What you need to do: Pull every line that includes the word "author" out of the data below and copy it.

Component data from apps and pages:
━━━━

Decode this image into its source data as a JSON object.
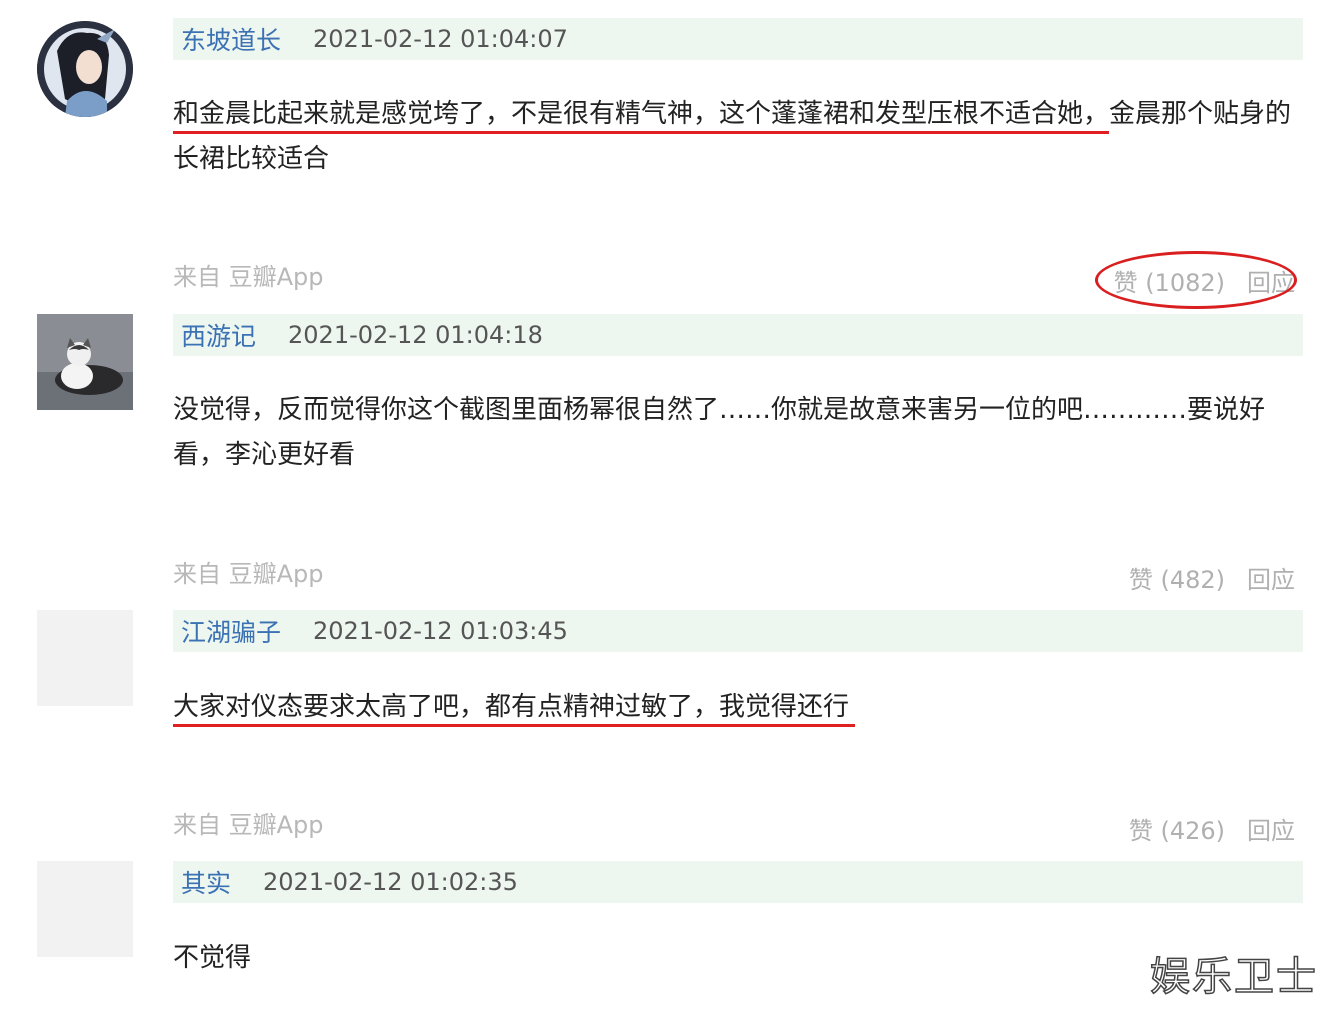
{
  "comments": [
    {
      "author": "东坡道长",
      "time": "2021-02-12 01:04:07",
      "content_underlined": "和金晨比起来就是感觉垮了，不是很有精气神，这个蓬蓬裙和发型压根不适合她，",
      "content_rest": "金晨那个贴身的长裙比较适合",
      "source": "来自 豆瓣App",
      "like_label": "赞 (1082)",
      "reply_label": "回应"
    },
    {
      "author": "西游记",
      "time": "2021-02-12 01:04:18",
      "content": "没觉得，反而觉得你这个截图里面杨幂很自然了……你就是故意来害另一位的吧…………要说好看，李沁更好看",
      "source": "来自 豆瓣App",
      "like_label": "赞 (482)",
      "reply_label": "回应"
    },
    {
      "author": "江湖骗子",
      "time": "2021-02-12 01:03:45",
      "content": "大家对仪态要求太高了吧，都有点精神过敏了，我觉得还行",
      "source": "来自 豆瓣App",
      "like_label": "赞 (426)",
      "reply_label": "回应"
    },
    {
      "author": "其实",
      "time": "2021-02-12 01:02:35",
      "content": "不觉得"
    }
  ],
  "watermark": "娱乐卫士",
  "colors": {
    "author": "#3a72b4",
    "header_bg": "#eef6f0",
    "annotation_red": "#e02020"
  }
}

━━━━

Exercise solution:
      "author": "东坡道长",
      "author": "西游记",
      "author": "江湖骗子",
      "author": "其实",
    "author": "#3a72b4",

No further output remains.